My brain is no longer whole, but I am better for it.
If anyone had told me seven years ago that I would be diagnosed with brain cancer and would live to tell about it I would have laughed at them. Me? Brain cancer? No, I am not strong enough. That’s the funny thing about cancer though, if that’s possible. It shows you exactly what you’re made of.
It was early in January of 2012 that my body started telling me that something was off, but surely it wasn’t anything serious. A slight headache when I would stand up was probably only low blood sugar. The blurry vision that accompanied it was from staring at my computer screen too long, but certainly not anything to worry about. Until it was.
The day my life changed forever was a mild afternoon at the end of March. I had just finished eating lunch at my office and suddenly had the strangest sensation. I was outside of my body looking down at myself. Then came the nausea and everything blurred in my right eye. I decided to go lie down in another office where there was a couch. I just happen to be lucky enough to work with my significant other, Darrell. It was in his office, on that couch, where I had a seizure. I woke up with him and a friend of ours standing over me asking me questions that I should know the answers to. What year was it? Who was president? I didn’t know. I was rushed to the emergency department at Greenville Memorial Hospital. Three days later, I had a tumor the size of a fist removed from my brain. My whole family, and Darrell’s, was there when I woke up so I knew it had to be serious.
My mom told me that I looked like someone from a Mad Max movie and not to be scared when I looked in the mirror. I got off the bed, shuffled to the bathroom and looked in the mirror. My mother was right. I was some strange version of myself, but I was okay with that. That is not to say that there weren’t a lot of tears, “why me’s” and doubts that I would be okay. For the first few weeks, I cried every time I looked in the mirror. It was partly out of sadness, but mostly because I was thankful. I could walk, talk and laugh—things could have been much worse.
Then came the good news. I had a rare form of brain tumor, and I qualified for a clinical trial that would study the effectiveness of receiving both chemotherapy and radiation at the same time. Even better, I would be able to participate at the Cancer Institute and wouldn’t need to travel out of the area. If I chose to be a part of it, I would be taking a chance. I might be randomly assigned to the group that got both treatments. Or I could be assigned to the placebo group that did not receive the treatments simultaneously, and I would never know how effective they could be if they were used together. I knew there was no other option but to take the chance and say yes.

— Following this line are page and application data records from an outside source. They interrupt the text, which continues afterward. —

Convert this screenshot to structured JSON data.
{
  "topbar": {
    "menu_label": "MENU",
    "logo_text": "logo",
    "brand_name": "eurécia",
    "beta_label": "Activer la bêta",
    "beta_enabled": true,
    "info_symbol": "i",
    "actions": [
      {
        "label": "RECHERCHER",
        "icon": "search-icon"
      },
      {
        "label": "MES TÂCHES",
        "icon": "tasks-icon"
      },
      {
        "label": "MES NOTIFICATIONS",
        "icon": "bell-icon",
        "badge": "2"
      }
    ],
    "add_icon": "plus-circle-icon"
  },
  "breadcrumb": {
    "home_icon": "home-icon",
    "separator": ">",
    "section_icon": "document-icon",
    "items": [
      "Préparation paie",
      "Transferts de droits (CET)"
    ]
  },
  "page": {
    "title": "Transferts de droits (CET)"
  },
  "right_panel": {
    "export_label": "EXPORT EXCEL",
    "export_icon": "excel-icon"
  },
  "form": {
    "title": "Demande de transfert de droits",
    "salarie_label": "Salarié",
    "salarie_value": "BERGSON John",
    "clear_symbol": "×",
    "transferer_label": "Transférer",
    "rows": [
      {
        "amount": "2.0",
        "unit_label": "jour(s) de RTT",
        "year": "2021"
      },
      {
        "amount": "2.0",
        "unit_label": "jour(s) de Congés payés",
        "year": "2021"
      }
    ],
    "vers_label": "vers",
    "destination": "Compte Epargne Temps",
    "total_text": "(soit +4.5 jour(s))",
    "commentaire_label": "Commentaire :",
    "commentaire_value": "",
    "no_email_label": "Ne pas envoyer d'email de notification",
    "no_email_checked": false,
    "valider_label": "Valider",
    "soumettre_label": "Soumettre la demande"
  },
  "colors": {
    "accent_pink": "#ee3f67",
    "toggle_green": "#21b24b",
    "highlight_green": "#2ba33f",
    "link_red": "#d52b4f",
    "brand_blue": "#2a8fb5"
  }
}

It has been six years now, and I am CANCER FREE. My journey is not over, though. I go to my checkups at GHS Cancer Institute, which Dr. Jeffrey Edenfield (I call him Dr. Jeff in my head) makes far more pleasant than I could have ever imagined. I tell everyone that asks that I was blessed in every way possible. I think my journey was successful not just because I had the best doctors I could have hoped for, but also because of the people that surrounded me with love and supported me every step of the way.
So let me close with this: I think that cancer touches everyone’s life in some way. You have a brother, sister, child or friend of a friend that has been diagnosed with some form of cancer. Even as I write this, my sister tells me that a high school friend just found out her cousin has the same form of rare brain cancer that I had. No one person’s journey is the same. Take time for the people you cherish, laugh more often and celebrate life every chance you get!
This blog post was written by Diana Glick. For more information on the GHS Cancer Institute, click here.